Activity:
From the entries below, list each line with "authentication".

Website and app data records:
-*-*-

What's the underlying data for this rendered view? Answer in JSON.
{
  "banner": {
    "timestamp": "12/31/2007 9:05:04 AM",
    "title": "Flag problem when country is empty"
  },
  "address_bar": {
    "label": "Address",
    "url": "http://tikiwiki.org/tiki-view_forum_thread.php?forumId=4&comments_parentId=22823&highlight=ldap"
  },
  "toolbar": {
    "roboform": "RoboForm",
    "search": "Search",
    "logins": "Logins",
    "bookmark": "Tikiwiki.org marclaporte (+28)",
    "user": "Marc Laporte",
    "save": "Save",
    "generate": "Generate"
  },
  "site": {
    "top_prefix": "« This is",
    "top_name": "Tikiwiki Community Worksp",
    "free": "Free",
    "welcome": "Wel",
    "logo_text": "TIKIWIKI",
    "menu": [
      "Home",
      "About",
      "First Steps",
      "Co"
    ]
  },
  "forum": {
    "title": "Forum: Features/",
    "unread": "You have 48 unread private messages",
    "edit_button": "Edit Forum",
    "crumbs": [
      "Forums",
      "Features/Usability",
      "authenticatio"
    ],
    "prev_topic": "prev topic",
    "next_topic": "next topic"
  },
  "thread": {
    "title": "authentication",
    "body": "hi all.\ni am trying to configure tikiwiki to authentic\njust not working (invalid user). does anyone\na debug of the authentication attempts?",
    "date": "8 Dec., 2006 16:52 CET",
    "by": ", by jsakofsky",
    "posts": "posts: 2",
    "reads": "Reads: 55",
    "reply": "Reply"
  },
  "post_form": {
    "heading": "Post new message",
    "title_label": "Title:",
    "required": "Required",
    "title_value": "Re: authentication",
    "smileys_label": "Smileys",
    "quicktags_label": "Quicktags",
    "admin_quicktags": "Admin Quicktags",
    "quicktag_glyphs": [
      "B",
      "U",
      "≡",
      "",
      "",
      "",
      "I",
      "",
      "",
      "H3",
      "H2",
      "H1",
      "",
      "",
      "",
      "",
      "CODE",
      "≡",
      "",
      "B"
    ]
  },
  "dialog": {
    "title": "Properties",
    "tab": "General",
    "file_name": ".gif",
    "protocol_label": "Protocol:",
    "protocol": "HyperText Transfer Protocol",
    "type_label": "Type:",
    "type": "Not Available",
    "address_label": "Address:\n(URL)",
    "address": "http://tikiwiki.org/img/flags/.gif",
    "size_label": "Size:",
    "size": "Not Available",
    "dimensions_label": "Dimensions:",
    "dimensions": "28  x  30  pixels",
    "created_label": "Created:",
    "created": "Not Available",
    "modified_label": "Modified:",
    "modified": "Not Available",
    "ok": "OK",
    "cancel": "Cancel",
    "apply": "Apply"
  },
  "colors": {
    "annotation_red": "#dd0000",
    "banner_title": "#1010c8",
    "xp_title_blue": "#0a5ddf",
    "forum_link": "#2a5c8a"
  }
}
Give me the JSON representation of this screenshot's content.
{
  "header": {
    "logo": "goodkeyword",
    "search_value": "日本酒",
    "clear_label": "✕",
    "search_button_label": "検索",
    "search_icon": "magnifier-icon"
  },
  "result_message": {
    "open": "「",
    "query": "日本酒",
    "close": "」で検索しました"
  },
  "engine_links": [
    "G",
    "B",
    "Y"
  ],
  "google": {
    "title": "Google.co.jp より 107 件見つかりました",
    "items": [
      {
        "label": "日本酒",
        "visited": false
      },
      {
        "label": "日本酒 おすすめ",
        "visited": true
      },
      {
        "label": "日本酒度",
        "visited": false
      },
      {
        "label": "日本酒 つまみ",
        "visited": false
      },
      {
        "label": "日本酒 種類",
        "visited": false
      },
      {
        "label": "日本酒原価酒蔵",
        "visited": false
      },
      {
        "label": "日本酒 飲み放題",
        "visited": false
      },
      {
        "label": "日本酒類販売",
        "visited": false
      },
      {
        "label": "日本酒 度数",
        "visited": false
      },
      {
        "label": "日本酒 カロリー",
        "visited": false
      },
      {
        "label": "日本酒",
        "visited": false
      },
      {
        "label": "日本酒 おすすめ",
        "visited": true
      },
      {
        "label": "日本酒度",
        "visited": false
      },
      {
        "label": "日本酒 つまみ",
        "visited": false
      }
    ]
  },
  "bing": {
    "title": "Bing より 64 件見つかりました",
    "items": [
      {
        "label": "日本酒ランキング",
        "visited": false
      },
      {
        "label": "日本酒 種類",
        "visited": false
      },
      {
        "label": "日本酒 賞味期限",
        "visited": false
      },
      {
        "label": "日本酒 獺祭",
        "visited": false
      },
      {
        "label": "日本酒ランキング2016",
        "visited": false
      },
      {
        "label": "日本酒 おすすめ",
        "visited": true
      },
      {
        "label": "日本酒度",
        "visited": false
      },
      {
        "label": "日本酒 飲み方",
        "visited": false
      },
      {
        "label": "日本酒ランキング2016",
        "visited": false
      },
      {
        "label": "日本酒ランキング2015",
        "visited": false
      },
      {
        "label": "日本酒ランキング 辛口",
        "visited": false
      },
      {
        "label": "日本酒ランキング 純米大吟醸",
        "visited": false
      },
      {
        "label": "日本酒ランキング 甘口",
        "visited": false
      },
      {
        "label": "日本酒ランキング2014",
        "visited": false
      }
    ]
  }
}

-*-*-

Response:
    "title": "authentication",
    "body": "hi all.\ni am trying to configure tikiwiki to authentic\njust not working (invalid user). does anyone\na debug of the authentication attempts?",
    "title_value": "Re: authentication",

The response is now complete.